Limbless man swims from England to France 四肢截肢男子从英国横渡英吉利海峡到法国
To cross the English Channel – the stretch of water between England and France - is no mean feat. At its narrowest point, it is 34km wide - a big challenge for a good swimmer, let alone for one with neither legs nor arms. But being a quadruple amputee did not prevent 42-year-old Philippe Croizon from doing exactly that.
Against all odds, the Frenchman, who had his limbs amputated after he suffered an electric shock 16 years ago, completed the crossing in less than 14 hours.
He used prosthetic flippers to propel himself forward and the stumps that were left of his arms to stabilise himself on the water.
The crossing was hard but Croizon never gave up. He said: "My back hurt, my chest hurt, my shoulders hurt, but at no point was I going to abandon this swim."
"I"ve done this for myself, for my family, and for all my fellows in misfortune who have lost their taste for life," the swimmer added.
It is not the first time Croizon has made headlines. He became famous in 2007 for parachuting from an aeroplane and wrote a book about his experiences.
It took him two years of preparation to cross the Channel. He trained for 35 hours a week.
This will to overcome adversity also motivated many of the athletes seen at the Paralympic Games in Beijing in 2008.
Specially-adapted wheelchairs, blades to be used instead of legs and other equipment can help their performances but tenacity is their main tool.
The South African disabled swimmer Natalie du Toit is missing part of her left leg but she keeps her focus. "The tragedy of life does not lie in not reaching your goals; the tragedy of life lies in not having goals to reach for," she says.
The first ever monitored swim across the Channel was by Englishman Matthew Webb in 1875 and took almost 22 hours.
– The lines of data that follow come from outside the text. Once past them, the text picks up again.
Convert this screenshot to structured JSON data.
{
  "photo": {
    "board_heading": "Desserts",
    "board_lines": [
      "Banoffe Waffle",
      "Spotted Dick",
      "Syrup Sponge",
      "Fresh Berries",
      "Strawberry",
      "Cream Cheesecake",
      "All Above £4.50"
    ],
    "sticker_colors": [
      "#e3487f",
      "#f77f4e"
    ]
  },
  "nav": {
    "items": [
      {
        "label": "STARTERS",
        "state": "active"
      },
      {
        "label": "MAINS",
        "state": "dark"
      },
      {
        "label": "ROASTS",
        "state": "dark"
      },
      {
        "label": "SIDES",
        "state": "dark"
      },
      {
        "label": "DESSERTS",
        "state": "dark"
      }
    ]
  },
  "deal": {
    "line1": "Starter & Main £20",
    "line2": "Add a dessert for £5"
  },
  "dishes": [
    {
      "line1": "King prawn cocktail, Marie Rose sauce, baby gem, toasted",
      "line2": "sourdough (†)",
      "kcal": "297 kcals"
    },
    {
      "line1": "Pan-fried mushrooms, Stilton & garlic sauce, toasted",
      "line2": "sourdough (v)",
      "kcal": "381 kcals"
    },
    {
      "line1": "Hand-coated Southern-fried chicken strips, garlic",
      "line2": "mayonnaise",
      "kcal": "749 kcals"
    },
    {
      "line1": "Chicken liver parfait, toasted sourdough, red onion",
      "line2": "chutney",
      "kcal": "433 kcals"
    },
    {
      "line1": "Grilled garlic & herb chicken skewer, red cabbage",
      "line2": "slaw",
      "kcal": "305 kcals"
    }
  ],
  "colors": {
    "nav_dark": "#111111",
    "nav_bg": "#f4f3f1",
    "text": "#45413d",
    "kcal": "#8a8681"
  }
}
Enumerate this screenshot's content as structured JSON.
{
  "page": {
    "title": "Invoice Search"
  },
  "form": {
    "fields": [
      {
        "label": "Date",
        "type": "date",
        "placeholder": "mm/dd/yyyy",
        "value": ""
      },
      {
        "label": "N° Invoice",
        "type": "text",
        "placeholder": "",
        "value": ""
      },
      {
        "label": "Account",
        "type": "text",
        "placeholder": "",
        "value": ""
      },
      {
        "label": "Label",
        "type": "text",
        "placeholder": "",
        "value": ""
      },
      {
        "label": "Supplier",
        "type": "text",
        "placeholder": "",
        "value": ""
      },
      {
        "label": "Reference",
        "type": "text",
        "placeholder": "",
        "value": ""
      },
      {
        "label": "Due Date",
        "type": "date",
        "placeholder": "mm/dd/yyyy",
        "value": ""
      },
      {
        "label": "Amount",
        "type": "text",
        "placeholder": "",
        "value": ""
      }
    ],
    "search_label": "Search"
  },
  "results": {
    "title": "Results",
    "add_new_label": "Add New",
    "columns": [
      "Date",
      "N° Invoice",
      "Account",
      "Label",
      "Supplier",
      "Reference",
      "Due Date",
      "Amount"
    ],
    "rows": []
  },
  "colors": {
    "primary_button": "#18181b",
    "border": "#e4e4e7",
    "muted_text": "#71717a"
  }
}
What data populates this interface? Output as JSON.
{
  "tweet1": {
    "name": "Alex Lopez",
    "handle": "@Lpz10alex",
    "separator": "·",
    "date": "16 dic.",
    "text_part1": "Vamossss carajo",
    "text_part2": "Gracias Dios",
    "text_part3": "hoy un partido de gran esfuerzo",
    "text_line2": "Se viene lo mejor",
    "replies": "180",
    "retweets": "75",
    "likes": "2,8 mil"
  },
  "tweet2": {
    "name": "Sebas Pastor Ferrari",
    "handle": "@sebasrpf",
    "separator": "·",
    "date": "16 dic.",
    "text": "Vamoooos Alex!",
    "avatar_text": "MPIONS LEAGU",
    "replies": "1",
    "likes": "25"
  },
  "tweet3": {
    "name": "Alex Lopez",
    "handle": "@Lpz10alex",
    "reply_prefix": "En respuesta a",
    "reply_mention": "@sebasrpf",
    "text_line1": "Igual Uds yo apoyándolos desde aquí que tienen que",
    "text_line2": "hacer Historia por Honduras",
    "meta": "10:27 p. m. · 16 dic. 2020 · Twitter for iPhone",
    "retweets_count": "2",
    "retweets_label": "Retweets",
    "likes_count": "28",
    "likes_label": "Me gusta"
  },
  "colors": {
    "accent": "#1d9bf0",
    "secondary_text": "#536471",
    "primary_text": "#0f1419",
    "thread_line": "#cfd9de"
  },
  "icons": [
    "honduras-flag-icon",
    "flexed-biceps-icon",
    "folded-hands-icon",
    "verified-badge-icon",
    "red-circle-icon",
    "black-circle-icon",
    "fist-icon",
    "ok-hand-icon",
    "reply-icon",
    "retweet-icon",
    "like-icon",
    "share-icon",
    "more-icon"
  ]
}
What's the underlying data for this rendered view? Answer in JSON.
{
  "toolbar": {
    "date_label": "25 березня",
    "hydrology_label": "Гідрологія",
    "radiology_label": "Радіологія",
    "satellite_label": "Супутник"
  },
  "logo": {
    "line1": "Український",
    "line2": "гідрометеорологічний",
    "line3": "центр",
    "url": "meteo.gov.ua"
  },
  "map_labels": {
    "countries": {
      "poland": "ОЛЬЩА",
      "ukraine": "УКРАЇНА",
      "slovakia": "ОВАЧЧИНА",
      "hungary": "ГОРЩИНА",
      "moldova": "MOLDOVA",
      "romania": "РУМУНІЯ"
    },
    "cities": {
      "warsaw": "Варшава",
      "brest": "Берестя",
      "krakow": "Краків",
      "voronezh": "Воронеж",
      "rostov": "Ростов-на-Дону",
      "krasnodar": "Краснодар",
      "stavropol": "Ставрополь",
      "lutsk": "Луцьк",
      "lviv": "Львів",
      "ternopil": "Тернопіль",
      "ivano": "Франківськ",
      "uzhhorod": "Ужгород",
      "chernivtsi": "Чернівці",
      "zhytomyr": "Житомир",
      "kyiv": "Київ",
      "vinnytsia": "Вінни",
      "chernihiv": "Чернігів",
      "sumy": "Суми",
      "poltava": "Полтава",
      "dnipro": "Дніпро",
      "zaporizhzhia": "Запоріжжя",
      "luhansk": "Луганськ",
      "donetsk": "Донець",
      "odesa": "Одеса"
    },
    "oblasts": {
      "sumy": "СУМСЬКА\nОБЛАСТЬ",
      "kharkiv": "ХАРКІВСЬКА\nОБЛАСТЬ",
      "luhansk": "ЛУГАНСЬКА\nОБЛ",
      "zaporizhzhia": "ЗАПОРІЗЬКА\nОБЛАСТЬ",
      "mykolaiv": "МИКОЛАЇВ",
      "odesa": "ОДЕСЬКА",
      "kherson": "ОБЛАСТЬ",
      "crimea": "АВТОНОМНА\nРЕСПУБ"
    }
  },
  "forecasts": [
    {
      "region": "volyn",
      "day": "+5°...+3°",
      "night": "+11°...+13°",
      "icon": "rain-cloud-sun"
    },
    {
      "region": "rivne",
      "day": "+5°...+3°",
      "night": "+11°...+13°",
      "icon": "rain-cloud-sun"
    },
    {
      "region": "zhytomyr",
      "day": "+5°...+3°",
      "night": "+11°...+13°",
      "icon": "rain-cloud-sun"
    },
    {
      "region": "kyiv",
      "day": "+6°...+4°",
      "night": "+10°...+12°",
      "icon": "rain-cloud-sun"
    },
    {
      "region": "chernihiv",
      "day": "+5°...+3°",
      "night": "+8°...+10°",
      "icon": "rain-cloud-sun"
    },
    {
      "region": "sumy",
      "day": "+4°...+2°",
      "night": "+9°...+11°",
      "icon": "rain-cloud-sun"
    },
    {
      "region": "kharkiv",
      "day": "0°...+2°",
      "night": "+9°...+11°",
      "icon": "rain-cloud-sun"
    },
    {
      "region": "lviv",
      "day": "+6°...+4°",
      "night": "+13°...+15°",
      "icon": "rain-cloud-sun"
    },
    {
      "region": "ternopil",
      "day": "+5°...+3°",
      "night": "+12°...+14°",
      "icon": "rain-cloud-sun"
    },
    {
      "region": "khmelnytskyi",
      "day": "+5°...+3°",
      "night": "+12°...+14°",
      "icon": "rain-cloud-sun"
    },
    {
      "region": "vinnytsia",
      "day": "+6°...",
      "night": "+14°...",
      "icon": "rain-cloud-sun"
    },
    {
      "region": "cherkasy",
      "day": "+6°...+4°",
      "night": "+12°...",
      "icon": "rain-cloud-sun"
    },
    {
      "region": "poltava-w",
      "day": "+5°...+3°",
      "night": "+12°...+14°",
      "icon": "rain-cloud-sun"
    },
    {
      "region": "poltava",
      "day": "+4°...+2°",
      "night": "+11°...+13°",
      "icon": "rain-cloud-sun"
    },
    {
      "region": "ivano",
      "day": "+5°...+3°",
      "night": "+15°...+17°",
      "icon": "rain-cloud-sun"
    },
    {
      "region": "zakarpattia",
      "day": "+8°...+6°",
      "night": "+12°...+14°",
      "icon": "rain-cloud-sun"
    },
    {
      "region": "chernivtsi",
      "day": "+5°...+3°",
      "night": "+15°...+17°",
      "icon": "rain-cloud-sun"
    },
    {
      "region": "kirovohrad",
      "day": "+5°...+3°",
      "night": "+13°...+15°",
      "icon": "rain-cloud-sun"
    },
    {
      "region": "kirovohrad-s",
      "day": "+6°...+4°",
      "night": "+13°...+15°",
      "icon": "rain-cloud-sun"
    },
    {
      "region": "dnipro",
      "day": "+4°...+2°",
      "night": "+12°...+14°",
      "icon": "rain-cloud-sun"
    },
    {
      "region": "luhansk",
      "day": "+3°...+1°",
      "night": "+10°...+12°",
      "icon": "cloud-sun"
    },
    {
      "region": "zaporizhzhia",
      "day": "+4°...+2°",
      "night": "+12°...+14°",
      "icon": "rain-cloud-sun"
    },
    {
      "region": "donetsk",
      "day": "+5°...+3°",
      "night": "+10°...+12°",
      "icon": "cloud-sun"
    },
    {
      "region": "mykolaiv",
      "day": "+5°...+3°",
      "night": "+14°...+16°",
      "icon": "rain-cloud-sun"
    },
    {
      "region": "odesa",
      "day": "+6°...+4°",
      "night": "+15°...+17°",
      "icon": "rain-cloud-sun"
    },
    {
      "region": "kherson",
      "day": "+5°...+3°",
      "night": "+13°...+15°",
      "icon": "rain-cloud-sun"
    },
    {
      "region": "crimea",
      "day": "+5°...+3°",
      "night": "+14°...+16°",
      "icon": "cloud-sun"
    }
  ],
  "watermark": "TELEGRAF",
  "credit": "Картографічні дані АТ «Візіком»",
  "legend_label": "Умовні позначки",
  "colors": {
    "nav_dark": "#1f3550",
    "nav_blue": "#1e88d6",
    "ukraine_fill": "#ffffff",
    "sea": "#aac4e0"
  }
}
The record for crossing the channel is 7 hours and 3 minutes, set by the German swimmer Christof Wandratsch in 2005.